I was fortunate to have a 12-year-old fabulous helper today named Nathanael, who is doing this canning tomatoes thing for his first time. He did not volunteer for the position, but instead was coerced into it by his Grandma. We were down in the garden today and have some tomatoes harvested. You can see some of them on the table being sorted through to find the ripe ones to put in the canning pile.
Wait a minute. Is that worker fooling around there instead of sorting?
Hours later, we are finally ready to can our tomatoes with a good selection on the counter. We had quite a wide variety this year due to many volunteers popping up all over our garden. Beef steaks, Burgundy Reds, Glaciers, Early Girls, Romas and Large Cherry tomatoes. Really, really large cherry tomatoes.
Complicated, canning tomatoes
Nathanael learned the whole canning process this year. How to blanch the tomatoes in boiling water for 10-12 seconds and then quickly set in cold water in the sink. It is fun to see how easy it is to peel and core them this way. We work to get our jar funnel with hot lid seals and rings ready and waiting for us on the counter next to the stove.
After a simmer in the saucepan with us stirring constantly, we are ready for the next step. Pouring the hot tomato sauce into hot jars lined-up on the counter, cleaning the jar lids and carefully placing the seal and tightening the ring. During this simmering process for the tomatoes we are also heating up our big canning pot “water bath” so we can seal the jars in it after we put the sauce into the jars.
Putting the jars into the boiling water bath is kind of tricky. Hot and a little dangerous. Canning has one of the strangest tools ever invented. Here is Nathanael getting used to the thing-a-ma-jig plier thingy used to pick up the steaming hot jars out of the boiling water.
Every year we put a supply of products; tomato sauce, catsup and salsa in the pantry covering our needs for the next 9-12 months. We also end up giving canned foods to family and friends but only if they return the empty jars. It is kind of an unspoken rule. We enjoy eating fresher, sweeter vegetables without additives.
It’s never dull moment in our garden. As you go about weeding, watering, planting, trimming and doing all the chores in the garden there is always humor available to perk up your day. As long as you keep your eyes open and imagination engaged, it is possible to endlessly entertain yourself.
Garden People Today
If you don’t believe me, then take a look at some of the garden people from today. Have you ever seen a tomato critter like this? Does this tomato have a close relation to Bugs Bunny?
Looks like a much happier bunny with a body. Hmmm.
Mr. and Mrs. Cherry were expecting a little bundle of tomato joy. They had gone to the hospital that morning and had been there many hours. They were both tired and getting a little concerned. It just seemed as though this child was taking forever to be born.
All of a sudden, Mabel’s contractions got harder and faster and the room got noisy. Everyone in the room rushed around, preparing for the new arrival.

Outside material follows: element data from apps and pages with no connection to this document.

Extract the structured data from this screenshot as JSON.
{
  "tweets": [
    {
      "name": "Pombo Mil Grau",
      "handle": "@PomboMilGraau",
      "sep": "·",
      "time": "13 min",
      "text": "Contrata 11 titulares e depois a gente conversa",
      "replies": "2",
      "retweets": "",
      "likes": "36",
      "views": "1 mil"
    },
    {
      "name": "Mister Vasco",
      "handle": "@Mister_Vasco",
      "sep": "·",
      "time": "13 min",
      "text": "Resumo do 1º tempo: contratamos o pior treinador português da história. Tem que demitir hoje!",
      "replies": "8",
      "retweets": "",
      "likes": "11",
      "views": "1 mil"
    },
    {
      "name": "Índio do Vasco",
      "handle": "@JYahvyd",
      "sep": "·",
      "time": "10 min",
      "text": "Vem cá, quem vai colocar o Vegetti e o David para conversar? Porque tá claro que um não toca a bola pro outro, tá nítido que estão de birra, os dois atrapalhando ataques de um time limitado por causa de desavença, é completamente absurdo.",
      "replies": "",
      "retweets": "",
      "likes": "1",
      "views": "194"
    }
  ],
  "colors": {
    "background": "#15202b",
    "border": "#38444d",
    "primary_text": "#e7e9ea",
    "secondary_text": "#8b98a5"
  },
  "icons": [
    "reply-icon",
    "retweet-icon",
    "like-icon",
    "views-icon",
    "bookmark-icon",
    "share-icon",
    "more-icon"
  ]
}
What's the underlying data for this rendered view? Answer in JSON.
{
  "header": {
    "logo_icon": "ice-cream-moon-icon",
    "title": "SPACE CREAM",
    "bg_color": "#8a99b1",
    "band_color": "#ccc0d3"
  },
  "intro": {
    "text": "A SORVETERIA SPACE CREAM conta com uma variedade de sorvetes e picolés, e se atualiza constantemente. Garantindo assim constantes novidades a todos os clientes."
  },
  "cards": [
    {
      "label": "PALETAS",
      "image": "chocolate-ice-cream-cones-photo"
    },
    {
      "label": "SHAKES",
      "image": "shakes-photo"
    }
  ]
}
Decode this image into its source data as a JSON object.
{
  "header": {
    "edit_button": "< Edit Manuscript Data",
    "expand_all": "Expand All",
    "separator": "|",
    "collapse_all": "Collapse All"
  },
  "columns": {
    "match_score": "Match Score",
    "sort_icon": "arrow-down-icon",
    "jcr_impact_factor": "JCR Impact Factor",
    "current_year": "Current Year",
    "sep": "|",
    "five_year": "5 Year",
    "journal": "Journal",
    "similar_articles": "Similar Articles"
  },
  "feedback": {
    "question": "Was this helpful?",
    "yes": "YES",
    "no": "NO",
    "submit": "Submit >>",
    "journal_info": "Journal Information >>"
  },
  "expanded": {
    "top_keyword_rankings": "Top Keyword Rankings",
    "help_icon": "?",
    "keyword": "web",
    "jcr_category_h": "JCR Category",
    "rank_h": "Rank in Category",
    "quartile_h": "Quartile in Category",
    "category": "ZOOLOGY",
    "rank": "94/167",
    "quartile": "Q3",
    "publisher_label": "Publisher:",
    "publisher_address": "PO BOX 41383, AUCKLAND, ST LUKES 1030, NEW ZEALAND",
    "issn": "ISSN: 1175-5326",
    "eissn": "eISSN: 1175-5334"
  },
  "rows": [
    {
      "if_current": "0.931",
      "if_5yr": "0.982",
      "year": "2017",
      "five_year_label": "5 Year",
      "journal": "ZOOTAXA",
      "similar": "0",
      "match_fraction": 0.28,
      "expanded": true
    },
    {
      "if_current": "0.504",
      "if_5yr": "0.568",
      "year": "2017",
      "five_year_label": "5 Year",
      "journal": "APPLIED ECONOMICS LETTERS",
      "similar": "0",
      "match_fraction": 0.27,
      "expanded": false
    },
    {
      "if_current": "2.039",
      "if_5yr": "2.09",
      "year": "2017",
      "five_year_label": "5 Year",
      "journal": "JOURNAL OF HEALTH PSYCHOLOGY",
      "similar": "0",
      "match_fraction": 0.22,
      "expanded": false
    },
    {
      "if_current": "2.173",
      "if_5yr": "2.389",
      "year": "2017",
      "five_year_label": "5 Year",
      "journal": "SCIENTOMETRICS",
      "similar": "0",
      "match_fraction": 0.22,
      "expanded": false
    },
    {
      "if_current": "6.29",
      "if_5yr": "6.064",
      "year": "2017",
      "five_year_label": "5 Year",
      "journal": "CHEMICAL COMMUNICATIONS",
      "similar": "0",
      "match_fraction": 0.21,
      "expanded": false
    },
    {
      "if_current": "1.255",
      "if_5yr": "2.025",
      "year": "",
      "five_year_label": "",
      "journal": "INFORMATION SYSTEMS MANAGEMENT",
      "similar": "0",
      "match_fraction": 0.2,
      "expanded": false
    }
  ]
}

The little one finally arrived. Everyone smiled, feeling relieved. The doctor lifted the baby up, so the parents could see and said, “This is a surprise,
Our garden is a large part of my sanity. It is the place I go to do some weeding, watering, and picking. There are absolutely no screens to look at, and no phones to answer.
Free With Nature
I can hear the birds sing, play with dogs and kids, and get real dirty and never worry what people think of me. Anyone who knows me recognizes that is a really natural state for me.
Harvest Begins In Sanity
At the end of the summer coming into fall it becomes a lot more work as more and more produce needs harvesting and processing. My hands get blisters and dried out from all the washing, cleaning, cooking and canning but the quality of the yummy food is well worth it throughout the following winter months. Here are some cucumbers getting ready to be pickles.
Here are the buckets from this morning, tomatoes, dill herb, Dahlia’s, and tomatoes. Any kind of flower blossom brightens my day!
A normal sized zuchini is what I am holding. Honestly, it is how big they get all the time.
Back up at the house, the tomatoes are washed and sorted into ripeness groups. The group on the right is red and ready to eat or can. The group on the left will get to sit in my vegetable baskets by the window to finish ripening. I’ll process them probably the next time I pick.
The harvest doesn’t look real impressive sitting here on the kitchen countertop till you see the sizes of them compared to the size of my hand. These are oversized baking pans, so they look kind of normal but take a look at the third picture! Just slight large aren’t they?
Zucchinni, Yellow Crookneck Squash
Okay the zuchinni are the same way in deceit. They look small stacked there but average 3-5 lbs each. This is just 2 days from the last picking of both kinds. We are not planting this many squash ever again.
We love the sweetness of our own tomatoes. Sometimes I think there must be some sugar sprinkled on them but nope. We have a variety this year including, Early Girls, Glaciers, Beefsteak, and Large Cherry Tomatoes
Set to dry for next year-green beans, lettuce, spinach, peaches, zucchini. We got ourselves a book about how to dry your own seeds. It has saved us a lot of money and now that we have done it a couple of years, it has become real easy. Definitely something worth looking into if you enjoy growing your own food.